BEGIN Input data
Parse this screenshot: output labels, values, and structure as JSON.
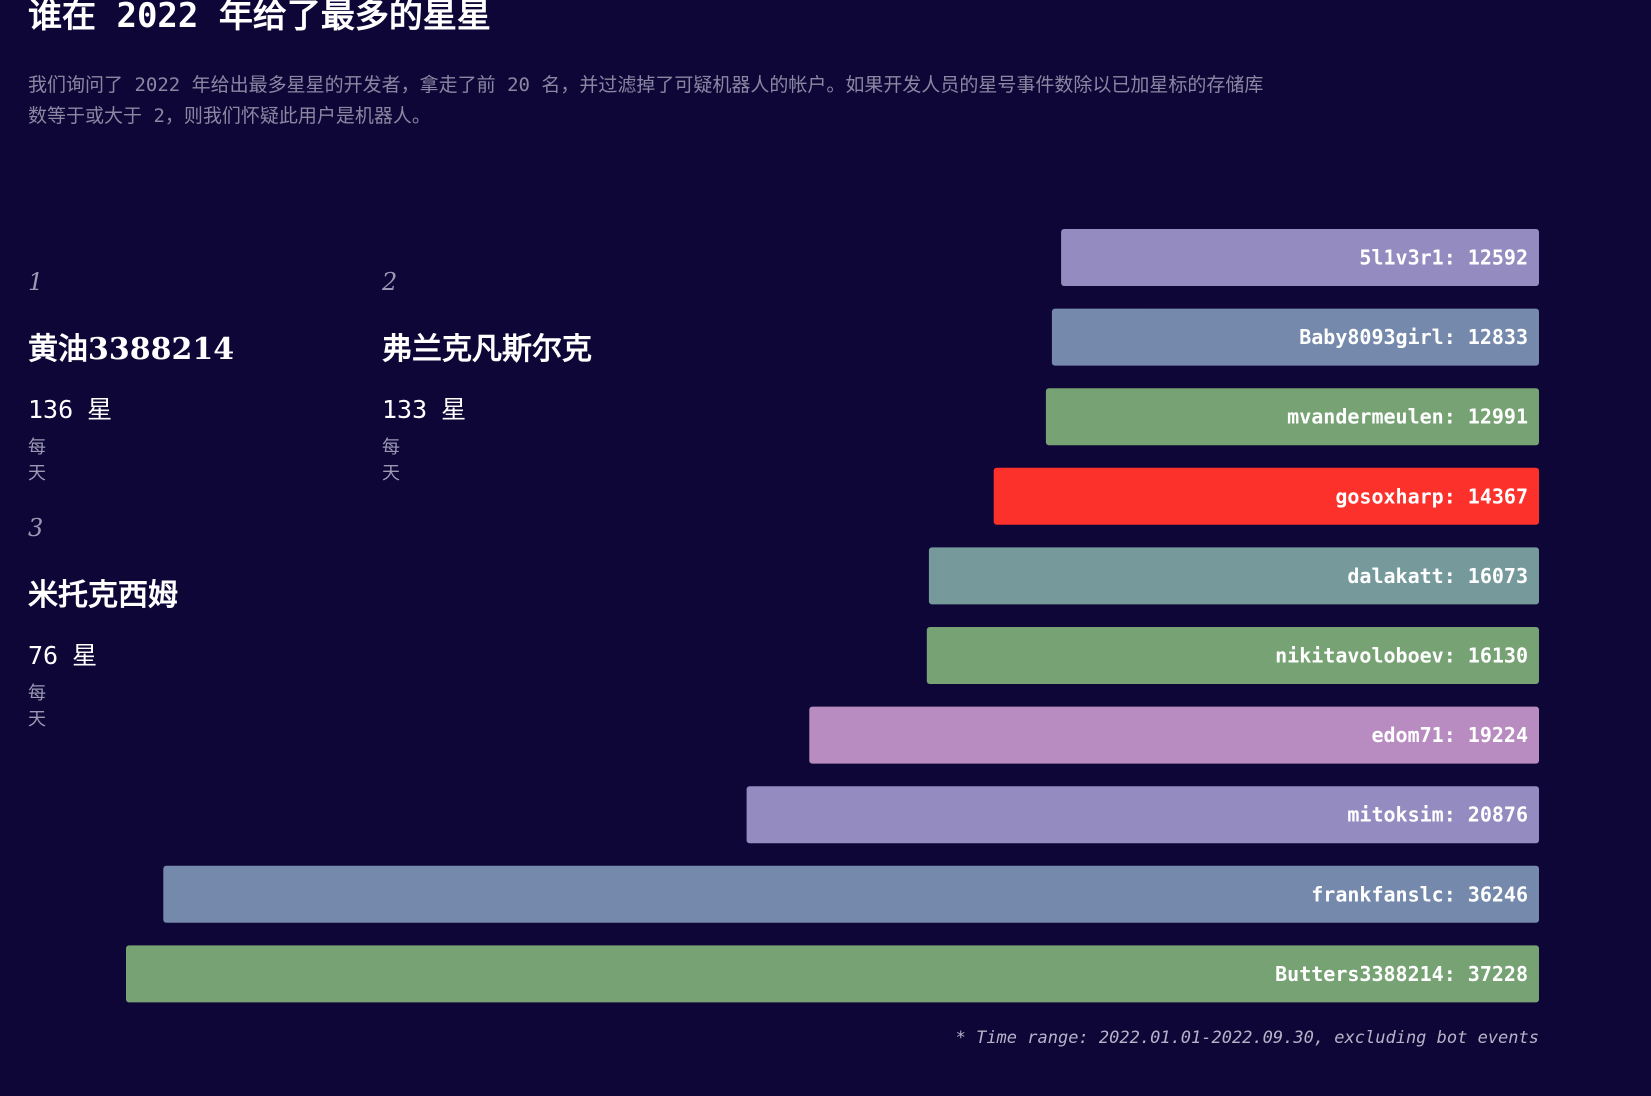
{
  "title": "谁在 2022 年给了最多的星星",
  "subtitle": "我们询问了 2022 年给出最多星星的开发者，拿走了前 20 名，并过滤掉了可疑机器人的帐户。如果开发人员的星号事件数除以已加星标的存储库数等于或大于 2，则我们怀疑此用户是机器人。",
  "ranking": [
    {
      "rank": "1",
      "name": "黄油3388214",
      "stars": "136",
      "unit": "星",
      "per": "每天"
    },
    {
      "rank": "2",
      "name": "弗兰克凡斯尔克",
      "stars": "133",
      "unit": "星",
      "per": "每天"
    },
    {
      "rank": "3",
      "name": "米托克西姆",
      "stars": "76",
      "unit": "星",
      "per": "每天"
    }
  ],
  "footnote": "* Time range: 2022.01.01-2022.09.30, excluding bot events",
  "chart_data": {
    "type": "bar",
    "orientation": "horizontal",
    "categories": [
      "5l1v3r1",
      "Baby8093girl",
      "mvandermeulen",
      "gosoxharp",
      "dalakatt",
      "nikitavoloboev",
      "edom71",
      "mitoksim",
      "frankfanslc",
      "Butters3388214"
    ],
    "values": [
      12592,
      12833,
      12991,
      14367,
      16073,
      16130,
      19224,
      20876,
      36246,
      37228
    ],
    "colors": [
      "#948cc0",
      "#7489ab",
      "#76a274",
      "#fc312c",
      "#769a9c",
      "#76a274",
      "#b88cc0",
      "#948cc0",
      "#7489ab",
      "#76a274"
    ],
    "label_format": "name: value",
    "xlabel": "",
    "ylabel": ""
  }
}
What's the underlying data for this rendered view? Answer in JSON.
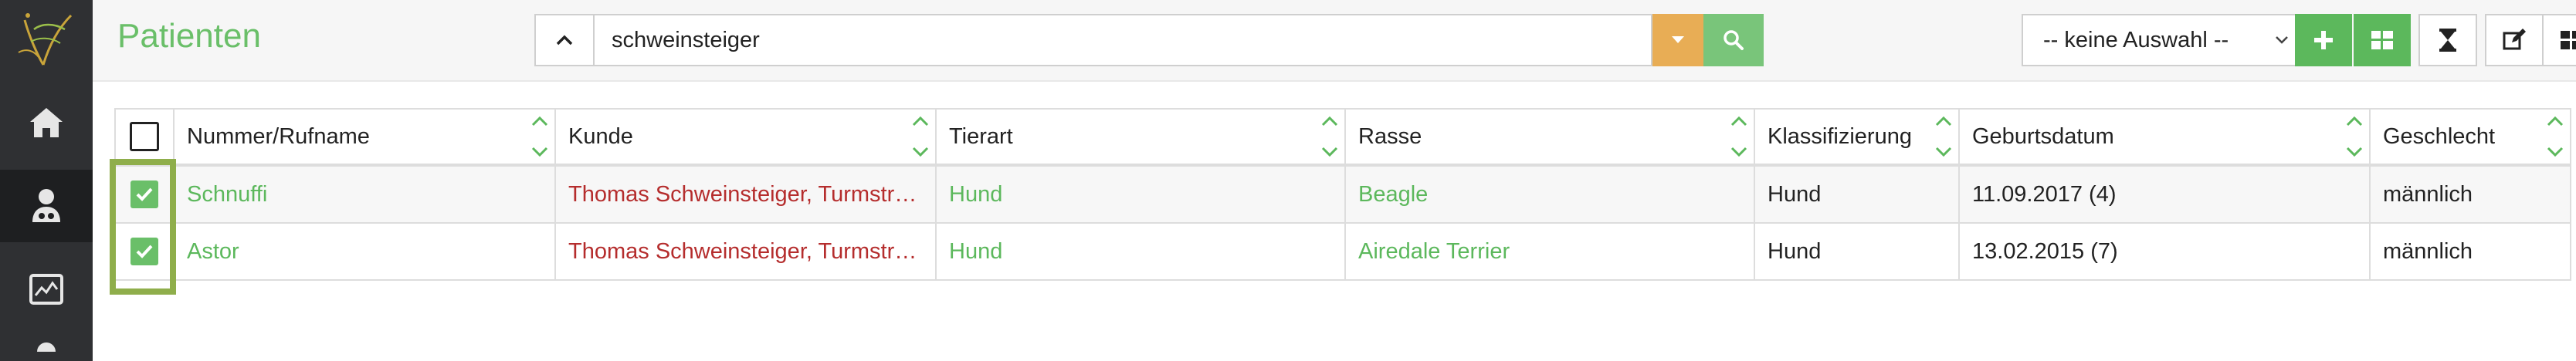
{
  "header": {
    "title": "Patienten",
    "search_value": "schweinsteiger",
    "filter_select": "-- keine Auswahl --"
  },
  "sidebar": {
    "items": [
      {
        "icon": "home-icon"
      },
      {
        "icon": "patient-icon",
        "active": true
      },
      {
        "icon": "monitor-chart-icon"
      }
    ]
  },
  "colors": {
    "accent_green": "#5cb85c",
    "title_green": "#6abf69",
    "warning_orange": "#e8ad55",
    "danger_red": "#d9534f",
    "link_red": "#b52d2d",
    "highlight_olive": "#8fae4b"
  },
  "table": {
    "columns": [
      "Nummer/Rufname",
      "Kunde",
      "Tierart",
      "Rasse",
      "Klassifizierung",
      "Geburtsdatum",
      "Geschlecht"
    ],
    "rows": [
      {
        "checked": true,
        "name": "Schnuffi",
        "kunde": "Thomas Schweinsteiger, Turmstraße",
        "tierart": "Hund",
        "rasse": "Beagle",
        "klassifizierung": "Hund",
        "geburtsdatum": "11.09.2017 (4)",
        "geschlecht": "männlich"
      },
      {
        "checked": true,
        "name": "Astor",
        "kunde": "Thomas Schweinsteiger, Turmstraße",
        "tierart": "Hund",
        "rasse": "Airedale Terrier",
        "klassifizierung": "Hund",
        "geburtsdatum": "13.02.2015 (7)",
        "geschlecht": "männlich"
      }
    ]
  }
}
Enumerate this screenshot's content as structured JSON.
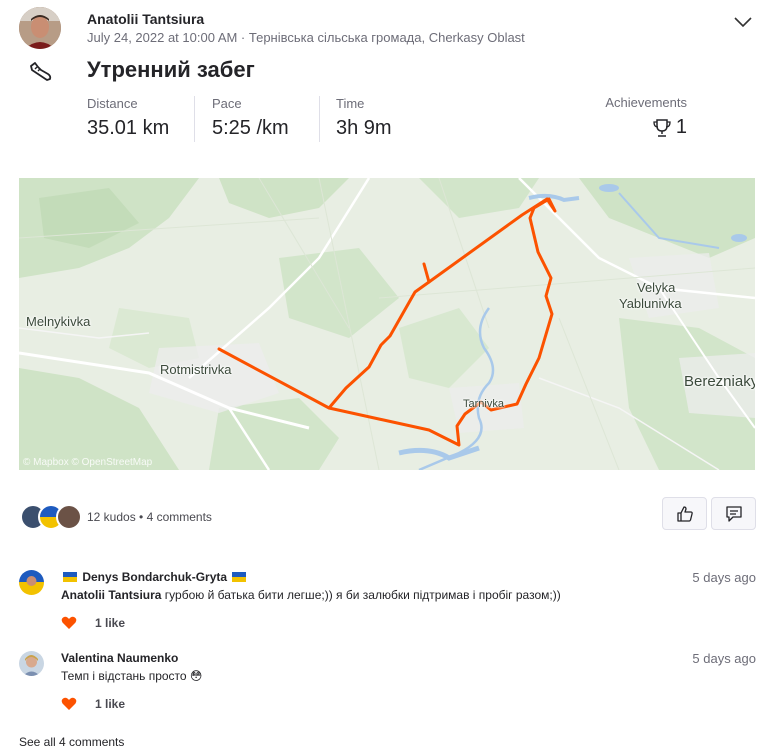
{
  "activity": {
    "athlete_name": "Anatolii Tantsiura",
    "meta": "July 24, 2022 at 10:00 AM · Тернівська сільська громада, Cherkasy Oblast",
    "title": "Утренний забег",
    "sport_icon": "running-shoe-icon"
  },
  "stats": [
    {
      "label": "Distance",
      "value": "35.01 km"
    },
    {
      "label": "Pace",
      "value": "5:25 /km"
    },
    {
      "label": "Time",
      "value": "3h 9m"
    }
  ],
  "achievements": {
    "label": "Achievements",
    "value": "1",
    "icon": "trophy-icon"
  },
  "map": {
    "labels": [
      "Melnykivka",
      "Rotmistrivka",
      "Velyka",
      "Yablunivka",
      "Berezniaky",
      "Tarnivka"
    ],
    "attribution": "© Mapbox © OpenStreetMap",
    "route_color": "#fc5200"
  },
  "social": {
    "kudos_text": "12 kudos • 4 comments",
    "kudos_icon": "thumbs-up-icon",
    "comment_icon": "comment-icon"
  },
  "comments": [
    {
      "name": "Denys Bondarchuk-Gryta",
      "time": "5 days ago",
      "mention": "Anatolii Tantsiura",
      "text": " гурбою й батька бити легше;)) я би залюбки підтримав і пробіг разом;))",
      "likes": "1 like"
    },
    {
      "name": "Valentina Naumenko",
      "time": "5 days ago",
      "text": "Темп і відстань просто 😳",
      "likes": "1 like"
    }
  ],
  "see_all": "See all 4 comments",
  "colors": {
    "accent": "#fc5200",
    "heart": "#fc5200",
    "muted_text": "#6d6d78"
  }
}
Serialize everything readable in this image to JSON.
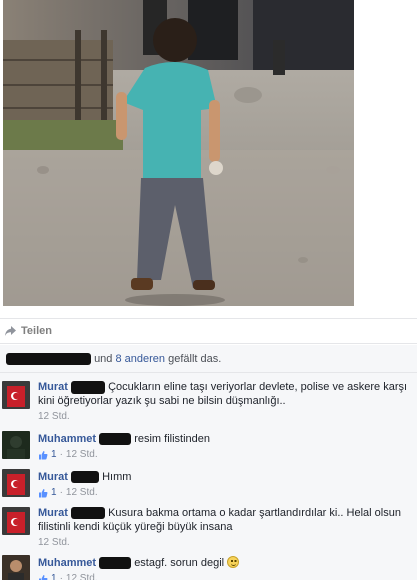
{
  "post": {
    "share_label": "Teilen",
    "likes": {
      "connector": "und",
      "others_count": "8 anderen",
      "suffix": "gefällt das."
    }
  },
  "comments": [
    {
      "author": "Murat",
      "text": "Çocukların eline taşı veriyorlar devlete, polise ve askere karşı kini öğretiyorlar yazık şu sabi ne bilsin düşmanlığı..",
      "time": "12 Std.",
      "likes": ""
    },
    {
      "author": "Muhammet",
      "text": "resim filistinden",
      "time": "12 Std.",
      "likes": "1"
    },
    {
      "author": "Murat",
      "text": "Hımm",
      "time": "12 Std.",
      "likes": "1"
    },
    {
      "author": "Murat",
      "text": "Kusura bakma ortama o kadar şartlandırdılar ki.. Helal olsun filistinli kendi küçük yüreği büyük insana",
      "time": "12 Std.",
      "likes": ""
    },
    {
      "author": "Muhammet",
      "text": "estagf. sorun degil",
      "time": "12 Std.",
      "likes": "1"
    }
  ],
  "colors": {
    "link": "#365899",
    "meta": "#90949c",
    "panel": "#f6f7f9"
  },
  "icons": {
    "share": "share-arrow-icon",
    "like": "thumbs-up-icon",
    "smile": "smiley-emoji-icon"
  }
}
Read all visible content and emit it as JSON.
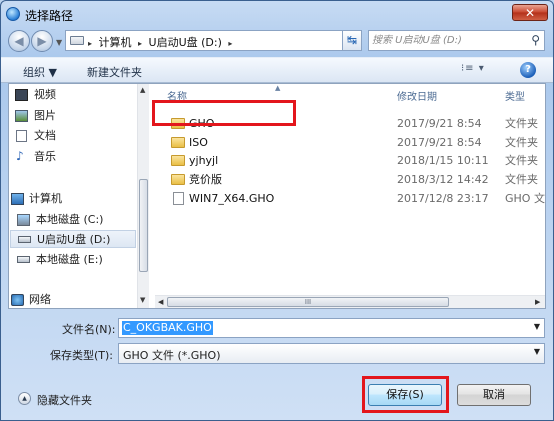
{
  "window": {
    "title": "选择路径",
    "close_symbol": "✕"
  },
  "address_bar": {
    "breadcrumbs": [
      "计算机",
      "U启动U盘 (D:)"
    ],
    "separator": "▸",
    "search_placeholder": "搜索 U启动U盘 (D:)"
  },
  "toolbar": {
    "organize": "组织 ▼",
    "new_folder": "新建文件夹",
    "view": "⁝≡ ▾",
    "help": "?"
  },
  "nav_items": [
    {
      "label": "视频",
      "icon": "video-library-icon",
      "selected": false
    },
    {
      "label": "图片",
      "icon": "pictures-library-icon",
      "selected": false
    },
    {
      "label": "文档",
      "icon": "documents-library-icon",
      "selected": false
    },
    {
      "label": "音乐",
      "icon": "music-library-icon",
      "selected": false
    },
    {
      "label": "计算机",
      "icon": "computer-icon",
      "selected": false
    },
    {
      "label": "本地磁盘 (C:)",
      "icon": "system-drive-icon",
      "selected": false
    },
    {
      "label": "U启动U盘 (D:)",
      "icon": "usb-drive-icon",
      "selected": true
    },
    {
      "label": "本地磁盘 (E:)",
      "icon": "local-drive-icon",
      "selected": false
    },
    {
      "label": "网络",
      "icon": "network-icon",
      "selected": false
    }
  ],
  "columns": {
    "name": "名称",
    "modified": "修改日期",
    "type": "类型"
  },
  "files": [
    {
      "name": "GHO",
      "date": "2017/9/21 8:54",
      "type": "文件夹",
      "kind": "folder"
    },
    {
      "name": "ISO",
      "date": "2017/9/21 8:54",
      "type": "文件夹",
      "kind": "folder"
    },
    {
      "name": "yjhyjl",
      "date": "2018/1/15 10:11",
      "type": "文件夹",
      "kind": "folder"
    },
    {
      "name": "竞价版",
      "date": "2018/3/12 14:42",
      "type": "文件夹",
      "kind": "folder"
    },
    {
      "name": "WIN7_X64.GHO",
      "date": "2017/12/8 23:17",
      "type": "GHO 文件",
      "kind": "file"
    }
  ],
  "hscroll_grip": "III",
  "form": {
    "filename_label": "文件名(N):",
    "filename_value": "C_OKGBAK.GHO",
    "filetype_label": "保存类型(T):",
    "filetype_value": "GHO 文件 (*.GHO)"
  },
  "footer": {
    "hide_folders": "隐藏文件夹",
    "save": "保存(S)",
    "cancel": "取消"
  },
  "colors": {
    "highlight_red": "#e3161c",
    "selection_blue": "#3399ff"
  }
}
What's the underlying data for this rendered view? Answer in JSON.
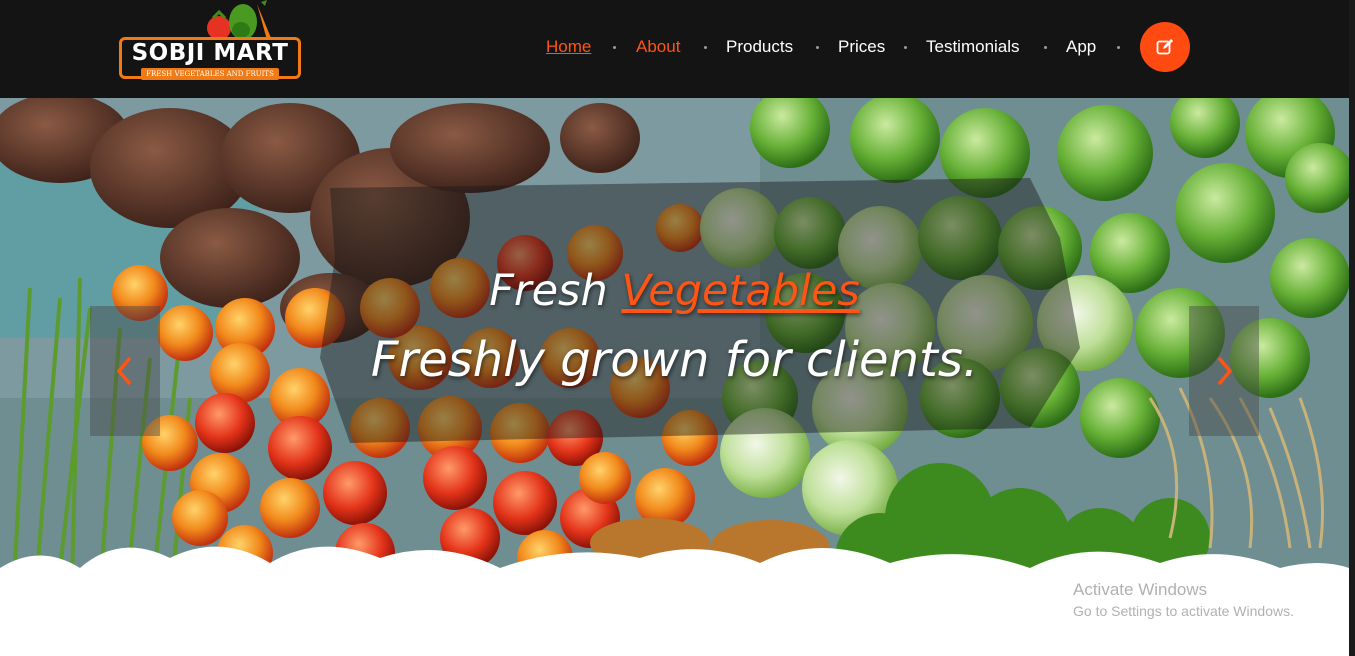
{
  "brand": {
    "name": "SOBJI MART",
    "tagline": "FRESH VEGETABLES AND FRUITS",
    "accent_color": "#ff5413",
    "logo_border_color": "#f07b16"
  },
  "nav": {
    "items": [
      {
        "label": "Home",
        "active": true
      },
      {
        "label": "About",
        "active": false
      },
      {
        "label": "Products",
        "active": false
      },
      {
        "label": "Prices",
        "active": false
      },
      {
        "label": "Testimonials",
        "active": false
      },
      {
        "label": "App",
        "active": false
      }
    ],
    "cta_icon": "edit-icon"
  },
  "hero": {
    "line1_prefix": "Fresh",
    "line1_accent": "Vegetables",
    "line2": "Freshly grown for clients.",
    "prev_icon": "chevron-left-icon",
    "next_icon": "chevron-right-icon"
  },
  "system_watermark": {
    "line1": "Activate Windows",
    "line2": "Go to Settings to activate Windows."
  }
}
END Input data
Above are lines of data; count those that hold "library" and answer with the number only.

4